The International Rescue Committee (IRC) is a great fit for us as a partner. We wanted to start working in the refugee and asylum seeker space and use our voice to address the pretty horrific scenes unfolding around us. The IRC has huge amounts of policy know-how, and were working on a getting a piece of EU legislation on refugee resettlement passed. This legislation, if passed in a good state, would ensure more safe and legal paths to Europe for refugees. Progress was good, but they needed a groundswell of public support across Europe to get it over the line.
Our resulting joint campaign, launched on World Refugee Day, was an opportunity for us to come together around a moment, to get ice cream fans involved in something tangible with a real impact, and to work to amplify each other’s efforts.
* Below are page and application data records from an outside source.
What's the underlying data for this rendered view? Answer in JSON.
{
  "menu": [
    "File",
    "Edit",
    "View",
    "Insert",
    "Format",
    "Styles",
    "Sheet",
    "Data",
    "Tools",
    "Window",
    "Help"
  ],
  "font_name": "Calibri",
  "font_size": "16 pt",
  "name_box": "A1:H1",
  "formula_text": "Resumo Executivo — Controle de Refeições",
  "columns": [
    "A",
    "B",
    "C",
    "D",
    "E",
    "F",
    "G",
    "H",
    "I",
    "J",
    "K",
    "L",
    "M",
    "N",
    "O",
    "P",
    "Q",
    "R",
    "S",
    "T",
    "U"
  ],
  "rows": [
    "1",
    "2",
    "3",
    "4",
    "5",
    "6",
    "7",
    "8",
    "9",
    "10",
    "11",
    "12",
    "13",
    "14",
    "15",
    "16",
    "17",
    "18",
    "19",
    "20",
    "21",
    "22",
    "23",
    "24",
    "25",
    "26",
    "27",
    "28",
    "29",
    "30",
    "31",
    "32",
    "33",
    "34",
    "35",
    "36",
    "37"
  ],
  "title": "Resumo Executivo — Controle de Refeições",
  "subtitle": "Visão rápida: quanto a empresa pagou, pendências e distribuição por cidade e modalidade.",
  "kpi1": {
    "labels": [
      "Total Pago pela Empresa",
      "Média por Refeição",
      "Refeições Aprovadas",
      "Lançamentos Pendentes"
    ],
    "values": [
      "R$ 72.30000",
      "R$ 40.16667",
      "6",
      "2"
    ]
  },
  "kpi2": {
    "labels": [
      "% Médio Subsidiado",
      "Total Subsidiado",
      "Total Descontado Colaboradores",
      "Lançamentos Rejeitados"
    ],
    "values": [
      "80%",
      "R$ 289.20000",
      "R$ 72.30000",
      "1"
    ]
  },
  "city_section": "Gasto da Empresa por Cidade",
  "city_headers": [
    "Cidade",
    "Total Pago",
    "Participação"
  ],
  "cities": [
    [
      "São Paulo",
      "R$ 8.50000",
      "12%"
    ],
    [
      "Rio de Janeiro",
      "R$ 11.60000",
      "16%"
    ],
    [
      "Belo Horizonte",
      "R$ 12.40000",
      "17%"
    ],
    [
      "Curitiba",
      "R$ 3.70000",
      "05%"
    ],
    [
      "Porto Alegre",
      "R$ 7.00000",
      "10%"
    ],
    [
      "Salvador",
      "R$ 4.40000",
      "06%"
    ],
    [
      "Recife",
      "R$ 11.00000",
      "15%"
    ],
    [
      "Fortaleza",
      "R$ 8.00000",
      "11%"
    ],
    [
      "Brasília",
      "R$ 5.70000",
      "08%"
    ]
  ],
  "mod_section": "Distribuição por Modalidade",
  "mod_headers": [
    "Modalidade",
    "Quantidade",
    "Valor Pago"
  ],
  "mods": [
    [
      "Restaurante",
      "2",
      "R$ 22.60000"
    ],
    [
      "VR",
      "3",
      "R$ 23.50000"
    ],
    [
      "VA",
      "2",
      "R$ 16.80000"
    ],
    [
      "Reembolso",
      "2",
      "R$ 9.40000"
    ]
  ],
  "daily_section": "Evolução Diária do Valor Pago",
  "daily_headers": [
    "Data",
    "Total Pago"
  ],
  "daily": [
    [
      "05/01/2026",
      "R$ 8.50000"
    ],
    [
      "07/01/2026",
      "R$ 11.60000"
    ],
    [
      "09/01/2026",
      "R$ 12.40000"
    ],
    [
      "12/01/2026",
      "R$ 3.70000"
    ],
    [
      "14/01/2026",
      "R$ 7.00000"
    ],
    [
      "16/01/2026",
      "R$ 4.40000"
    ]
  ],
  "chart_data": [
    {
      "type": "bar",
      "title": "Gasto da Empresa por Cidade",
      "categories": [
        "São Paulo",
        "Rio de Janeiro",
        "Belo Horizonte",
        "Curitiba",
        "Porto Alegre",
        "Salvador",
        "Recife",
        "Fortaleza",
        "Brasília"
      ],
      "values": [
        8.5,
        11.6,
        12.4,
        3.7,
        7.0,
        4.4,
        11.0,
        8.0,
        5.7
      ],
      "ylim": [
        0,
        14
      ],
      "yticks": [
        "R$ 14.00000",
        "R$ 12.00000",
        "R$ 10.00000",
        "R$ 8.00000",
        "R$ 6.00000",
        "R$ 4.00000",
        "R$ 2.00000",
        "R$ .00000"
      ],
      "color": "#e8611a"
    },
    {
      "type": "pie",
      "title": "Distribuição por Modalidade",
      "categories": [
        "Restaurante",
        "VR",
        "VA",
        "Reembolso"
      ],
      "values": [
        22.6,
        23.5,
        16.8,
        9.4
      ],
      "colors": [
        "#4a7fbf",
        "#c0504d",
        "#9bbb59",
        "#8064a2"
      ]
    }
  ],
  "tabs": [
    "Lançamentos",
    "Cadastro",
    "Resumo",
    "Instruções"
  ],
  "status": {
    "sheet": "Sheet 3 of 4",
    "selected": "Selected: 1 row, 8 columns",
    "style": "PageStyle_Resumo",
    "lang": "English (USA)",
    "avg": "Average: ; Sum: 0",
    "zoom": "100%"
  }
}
Being an activist business is still pretty unusual, but being a values-led business is far more common. Private companies are changing the way they work to drive (positive) social and environmental impact as well as profit. The values and the issue areas can be found either internally (what do the founders care about? What do the staff care about? What is our work most related to?) or externally (what do our consumers care about? What would be the most relevant issue for us to talk to them about?). Either way, it’s important to know what gives them credibility on those issues.
Finding a business with values and issue interests that align with yours is the first step. To make the most of the partnership, you then need to understand each other’s end goals. What does success look like? What KPIs are you reporting on? Like any partnership these will be different. For a business-NGO relationship, it’s even more important to understand why and how they’re different.
It’s also good to understand each other’s theory of change, and the resources that both will bring to the table. Can the campaign have access to the company’s consumer or market insight? Does the NGO have human stories for press and media? Probably more importantly – what gaps does each have and how can the other help fill those gaps? The success of the partnership will live or die on knowing each other’s respective weaknesses and strengths.
Businesses are more and more willing to speak out on social issues – look at all the companies that have spoken out against Trump’s travel ban, or Topman’s campaign on mental health, or BrewDog’s protest beer in partnership with climate campaigners 10:10.
Partnerships with NGOs give business the teeth and the sustainability to be successful activists. NGOs can absolutely take advantage of this momentum to achieve real social and environmental impact.
Why not join one of the many open collaboration Challenges we are running to address pressing global issues? Join your peers, share your passion and add your expertise!
Our Challenges are made possible thanks to our Supporters and Partners. If you'd be interested in supporting a current or new Challenge, please get in touch.Learn more